• Do professional mathematicians remember all the basic math?
by /u/IntertexualDialectic on May 4, 2021 at 8:08 pm

I was wondering whether people who are working in the research or industry as mathematicians remember basic algebra geometry and calculus from their school days. Do you remember the law of cosines or how to find roots of unity off-top or would you have to look it up? How well would you do on a multivariate calculus test if you had no time to prepare? Are mathematicians more specialized or does it require general mastery? submitted by /u/IntertexualDialectic [link] [comments]

• Students who wrote a thesis this semester (any level), what was your topic and how did it go?
by /u/neutrinoprism on May 4, 2021 at 2:57 pm

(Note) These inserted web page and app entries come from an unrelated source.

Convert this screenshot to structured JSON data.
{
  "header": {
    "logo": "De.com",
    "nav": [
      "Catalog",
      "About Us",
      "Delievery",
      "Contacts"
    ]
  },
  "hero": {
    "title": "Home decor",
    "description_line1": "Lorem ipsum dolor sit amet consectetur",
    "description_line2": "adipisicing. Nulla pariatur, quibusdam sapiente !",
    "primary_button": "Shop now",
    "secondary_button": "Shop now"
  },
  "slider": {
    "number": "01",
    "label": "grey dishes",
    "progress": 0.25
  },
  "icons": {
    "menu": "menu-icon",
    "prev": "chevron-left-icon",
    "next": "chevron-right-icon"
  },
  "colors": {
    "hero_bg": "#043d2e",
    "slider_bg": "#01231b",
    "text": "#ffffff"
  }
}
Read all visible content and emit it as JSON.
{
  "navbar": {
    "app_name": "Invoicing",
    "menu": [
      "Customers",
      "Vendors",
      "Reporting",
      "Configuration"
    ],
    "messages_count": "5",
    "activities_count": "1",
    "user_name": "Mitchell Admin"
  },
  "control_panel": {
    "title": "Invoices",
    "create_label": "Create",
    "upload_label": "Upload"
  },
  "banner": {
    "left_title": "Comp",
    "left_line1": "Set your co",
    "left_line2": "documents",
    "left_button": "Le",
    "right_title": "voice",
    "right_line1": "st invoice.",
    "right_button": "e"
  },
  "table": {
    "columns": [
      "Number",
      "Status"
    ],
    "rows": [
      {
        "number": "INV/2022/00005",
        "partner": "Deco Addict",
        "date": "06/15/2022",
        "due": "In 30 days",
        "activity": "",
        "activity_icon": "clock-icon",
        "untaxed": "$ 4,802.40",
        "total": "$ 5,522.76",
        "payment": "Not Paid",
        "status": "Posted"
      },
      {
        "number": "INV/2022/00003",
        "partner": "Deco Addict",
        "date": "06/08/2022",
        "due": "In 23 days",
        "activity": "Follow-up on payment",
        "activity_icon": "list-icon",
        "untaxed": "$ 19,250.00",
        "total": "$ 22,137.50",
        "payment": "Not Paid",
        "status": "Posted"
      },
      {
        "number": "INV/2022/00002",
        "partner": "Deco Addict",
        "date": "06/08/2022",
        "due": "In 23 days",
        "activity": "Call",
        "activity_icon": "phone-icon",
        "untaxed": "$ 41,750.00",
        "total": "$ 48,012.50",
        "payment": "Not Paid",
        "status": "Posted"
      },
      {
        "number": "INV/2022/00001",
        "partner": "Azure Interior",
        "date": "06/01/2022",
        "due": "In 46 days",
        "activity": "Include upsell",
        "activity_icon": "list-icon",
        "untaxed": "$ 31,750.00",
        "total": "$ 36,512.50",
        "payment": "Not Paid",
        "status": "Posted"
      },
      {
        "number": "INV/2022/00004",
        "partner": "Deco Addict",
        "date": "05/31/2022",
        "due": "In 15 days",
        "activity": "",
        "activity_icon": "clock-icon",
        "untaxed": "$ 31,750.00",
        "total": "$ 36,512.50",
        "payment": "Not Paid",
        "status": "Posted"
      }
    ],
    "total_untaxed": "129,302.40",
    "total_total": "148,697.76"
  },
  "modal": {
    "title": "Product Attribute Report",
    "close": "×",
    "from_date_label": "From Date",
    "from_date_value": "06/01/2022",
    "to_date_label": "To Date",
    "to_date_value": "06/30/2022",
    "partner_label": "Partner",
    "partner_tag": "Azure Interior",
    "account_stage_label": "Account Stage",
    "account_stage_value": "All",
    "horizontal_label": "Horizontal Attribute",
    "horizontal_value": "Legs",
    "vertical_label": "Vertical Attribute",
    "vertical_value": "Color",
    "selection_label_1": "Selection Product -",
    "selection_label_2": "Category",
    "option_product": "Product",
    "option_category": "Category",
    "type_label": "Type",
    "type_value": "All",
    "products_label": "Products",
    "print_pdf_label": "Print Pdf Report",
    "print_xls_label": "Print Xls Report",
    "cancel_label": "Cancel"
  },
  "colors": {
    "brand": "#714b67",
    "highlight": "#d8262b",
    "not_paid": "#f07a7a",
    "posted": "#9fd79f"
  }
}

• I am curious what your thoughts are on this? Someone asked if engineers remembered how to do some more advanced math after they graduated and it looks like every last one of them couldn’t.
by /u/s_0_s_z on May 4, 2021 at 11:19 am

• Are there any mathematical discoveries which are absolutely useless?
by /u/zippydazoop on May 4, 2021 at 10:40 am

I’ve heard a lot about theorems or discoveries that are used everyday, especially in the modern world, so I am wondering if the opposite also exists. Any there are such examples? submitted by /u/zippydazoop [link] [comments]

• Which was the first book that gave you the taste of real mathematics?
by /u/dsengupta16 on May 4, 2021 at 7:22 am

The title says it all. Assuming that you are somewhat involved with the mathematical field. Which was the book which made you fall in love with math? The book that helped you make the transition from rote exercise solving to a real understanding about what math really is, so that you were able to solve some really interesting problem. From a high-school problem sheet junkie to a real appreciator of mathematics. You may list more than one such book also, if such is the situation for you. submitted by /u/dsengupta16 [link] [comments]

• What Are You Working On? May 03, 2021
by /u/inherentlyawesome on May 3, 2021 at 4:00 pm

This recurring thread will be for general discussion on whatever math-related topics you have been or will be working on this week. This can be anything, including: math-related arts and crafts, what you’ve been learning in class, books/papers you’re reading, preparing for a conference, giving a talk. All types and levels of mathematics are welcomed! If you are asking for advice on choosing classes or career prospects, please go to the most recent Career & Education Questions thread. submitted by /u/inherentlyawesome [link] [comments]